GOAL OF THE EXERCISE: Scan the listing and work out how many lines contain the word "structured". Nothing but the number should be given.

PROVIDED INFORMATION:
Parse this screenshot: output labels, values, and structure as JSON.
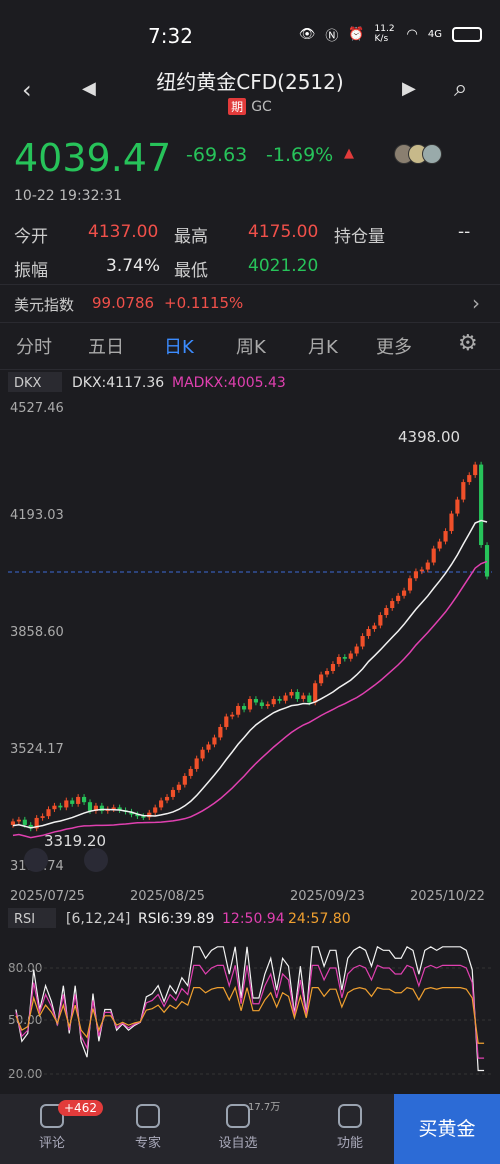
{
  "status": {
    "time": "7:32",
    "net": "11.2 K/s",
    "signal": "4G"
  },
  "nav": {
    "title": "纽约黄金CFD(2512)",
    "tag": "期",
    "code": "GC"
  },
  "quote": {
    "price": "4039.47",
    "change": "-69.63",
    "pct": "-1.69%",
    "timestamp": "10-22 19:32:31",
    "open_label": "今开",
    "open": "4137.00",
    "high_label": "最高",
    "high": "4175.00",
    "oi_label": "持仓量",
    "oi": "--",
    "amp_label": "振幅",
    "amp": "3.74%",
    "low_label": "最低",
    "low": "4021.20"
  },
  "usd": {
    "label": "美元指数",
    "value": "99.0786",
    "change": "+0.1115%"
  },
  "tabs": [
    "分时",
    "五日",
    "日K",
    "周K",
    "月K",
    "更多"
  ],
  "kchart": {
    "indicator": "DKX",
    "dkx_label": "DKX:4117.36",
    "madkx_label": "MADKX:4005.43",
    "y_labels": [
      "4527.46",
      "4193.03",
      "3858.60",
      "3524.17",
      "3189.74"
    ],
    "x_labels": [
      "2025/07/25",
      "2025/08/25",
      "2025/09/23",
      "2025/10/22"
    ],
    "max_label": "4398.00",
    "min_label": "3319.20"
  },
  "rsi": {
    "name": "RSI",
    "params": "[6,12,24]",
    "rsi6": "RSI6:39.89",
    "rsi12": "12:50.94",
    "rsi24": "24:57.80",
    "y_labels": [
      "80.00",
      "50.00",
      "20.00"
    ]
  },
  "bottom": {
    "items": [
      "评论",
      "专家",
      "设自选",
      "功能"
    ],
    "badge": "+462",
    "sup": "17.7万",
    "buy": "买黄金"
  },
  "chart_data": {
    "type": "candlestick",
    "ylim": [
      3189.74,
      4527.46
    ],
    "closes": [
      3340,
      3345,
      3330,
      3320,
      3350,
      3355,
      3375,
      3385,
      3380,
      3400,
      3390,
      3410,
      3395,
      3370,
      3385,
      3370,
      3375,
      3380,
      3372,
      3368,
      3360,
      3355,
      3352,
      3365,
      3380,
      3400,
      3410,
      3430,
      3445,
      3470,
      3490,
      3520,
      3545,
      3560,
      3580,
      3610,
      3640,
      3645,
      3670,
      3660,
      3690,
      3680,
      3670,
      3675,
      3690,
      3685,
      3700,
      3710,
      3690,
      3700,
      3680,
      3735,
      3760,
      3770,
      3790,
      3810,
      3805,
      3820,
      3840,
      3870,
      3890,
      3900,
      3930,
      3950,
      3970,
      3985,
      4000,
      4035,
      4055,
      4060,
      4080,
      4120,
      4140,
      4170,
      4220,
      4260,
      4310,
      4330,
      4360,
      4130,
      4040
    ],
    "dkx_last": 4117.36,
    "madkx_last": 4005.43
  }
}
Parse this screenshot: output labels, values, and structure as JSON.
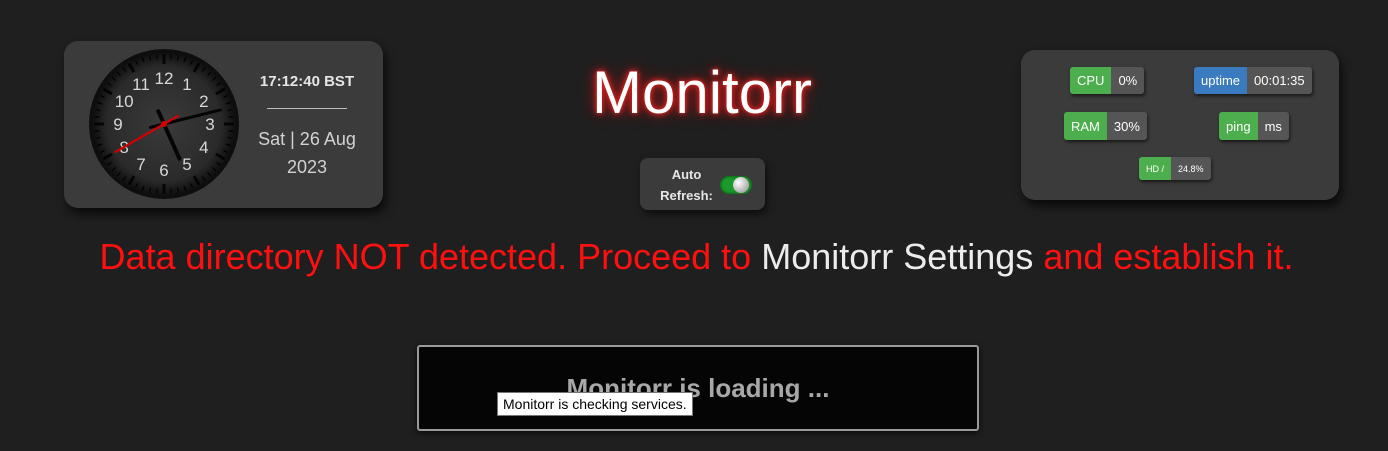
{
  "clock": {
    "time": "17:12:40 BST",
    "date_line1": "Sat | 26 Aug",
    "date_line2": "2023",
    "numerals": [
      "12",
      "1",
      "2",
      "3",
      "4",
      "5",
      "6",
      "7",
      "8",
      "9",
      "10",
      "11"
    ],
    "hands": {
      "hour": 17,
      "minute": 12,
      "second": 40
    }
  },
  "title": "Monitorr",
  "autorefresh": {
    "label_line1": "Auto",
    "label_line2": "Refresh:",
    "enabled": true
  },
  "stats": {
    "cpu": {
      "label": "CPU",
      "value": "0%"
    },
    "uptime": {
      "label": "uptime",
      "value": "00:01:35"
    },
    "ram": {
      "label": "RAM",
      "value": "30%"
    },
    "ping": {
      "label": "ping",
      "value": "ms"
    },
    "hd": {
      "label": "HD /",
      "value": "24.8%"
    }
  },
  "error": {
    "part1": "Data directory NOT detected. Proceed to ",
    "link": "Monitorr Settings",
    "part2": " and establish it."
  },
  "loading": {
    "text": "Monitorr is loading ...",
    "tooltip": "Monitorr is checking services."
  },
  "colors": {
    "error": "#ff1010",
    "badge_green": "#4cae4c",
    "badge_blue": "#3a7bbf",
    "toggle_on": "#1a9a2a"
  }
}
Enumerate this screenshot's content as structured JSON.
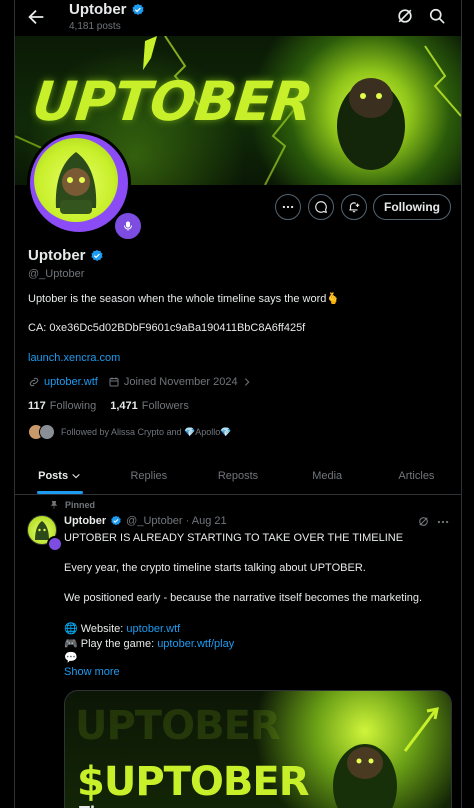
{
  "header": {
    "title": "Uptober",
    "post_count": "4,181 posts"
  },
  "banner": {
    "text": "UPTOBER"
  },
  "actions": {
    "following_label": "Following"
  },
  "profile": {
    "name": "Uptober",
    "handle": "@_Uptober",
    "bio": "Uptober is the season when the whole timeline says the word",
    "bio_emoji": "🫰",
    "ca": "CA: 0xe36Dc5d02BDbF9601c9aBa190411BbC8A6ff425f",
    "bio_link": "launch.xencra.com",
    "website": "uptober.wtf",
    "joined": "Joined November 2024",
    "following_count": "117",
    "following_label": "Following",
    "followers_count": "1,471",
    "followers_label": "Followers",
    "followed_by": "Followed by Alissa Crypto and 💎Apollo💎"
  },
  "tabs": [
    {
      "label": "Posts"
    },
    {
      "label": "Replies"
    },
    {
      "label": "Reposts"
    },
    {
      "label": "Media"
    },
    {
      "label": "Articles"
    }
  ],
  "post": {
    "pinned_label": "Pinned",
    "author": "Uptober",
    "meta": "@_Uptober · Aug 21",
    "line1": "UPTOBER IS ALREADY STARTING TO TAKE OVER THE TIMELINE",
    "line2": "Every year, the crypto timeline starts talking about UPTOBER.",
    "line3": "We positioned early - because the narrative itself becomes the marketing.",
    "website_label": "🌐 Website: ",
    "website_link": "uptober.wtf",
    "game_label": "🎮 Play the game: ",
    "game_link": "uptober.wtf/play",
    "chat_emoji": "💬",
    "show_more": "Show more",
    "media_ghost": "UPTOBER",
    "media_title": "$UPTOBER",
    "media_sub": "Th"
  },
  "colors": {
    "accent": "#1d9bf0",
    "verified": "#1d9bf0",
    "ring": "#8b4cf6",
    "brand_green": "#c7f02a"
  }
}
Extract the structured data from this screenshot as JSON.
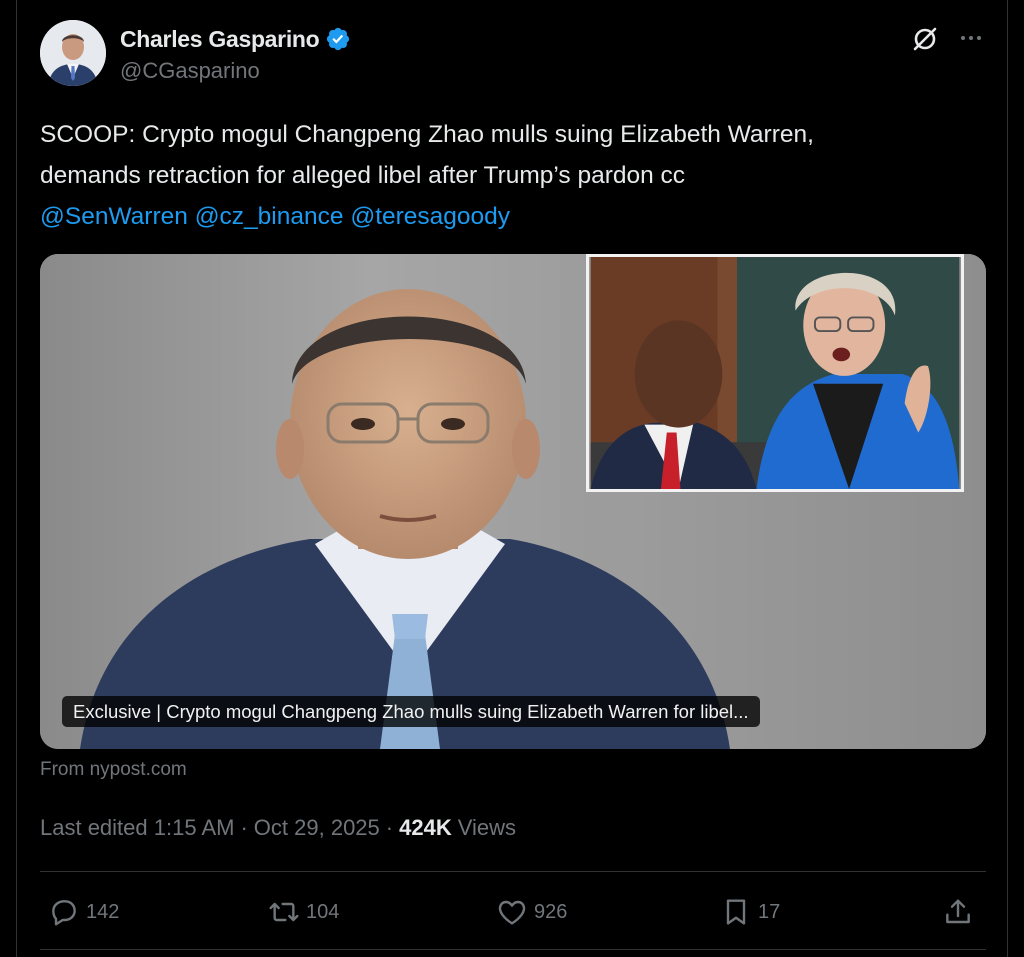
{
  "author": {
    "display_name": "Charles Gasparino",
    "handle": "@CGasparino",
    "verified_color": "#1d9bf0"
  },
  "tweet": {
    "text_line1": "SCOOP: Crypto mogul Changpeng Zhao mulls suing Elizabeth Warren,",
    "text_line2": "demands retraction for alleged libel after Trump’s pardon cc",
    "mentions": [
      "@SenWarren",
      "@cz_binance",
      "@teresagoody"
    ]
  },
  "link_card": {
    "caption": "Exclusive | Crypto mogul Changpeng Zhao mulls suing Elizabeth Warren for libel...",
    "source": "From nypost.com"
  },
  "meta": {
    "edited_label": "Last edited 1:15 AM",
    "date": "Oct 29, 2025",
    "separator": "·",
    "views_count": "424K",
    "views_label": "Views"
  },
  "actions": {
    "replies": "142",
    "reposts": "104",
    "likes": "926",
    "bookmarks": "17"
  },
  "icons": [
    "grok-icon",
    "more-icon",
    "reply-icon",
    "repost-icon",
    "like-icon",
    "bookmark-icon",
    "share-icon",
    "verified-icon"
  ],
  "colors": {
    "background": "#000000",
    "text": "#e7e9ea",
    "secondary": "#71767b",
    "accent": "#1d9bf0",
    "border": "#2f3336"
  }
}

SOLUTION TO THIS TASK: 2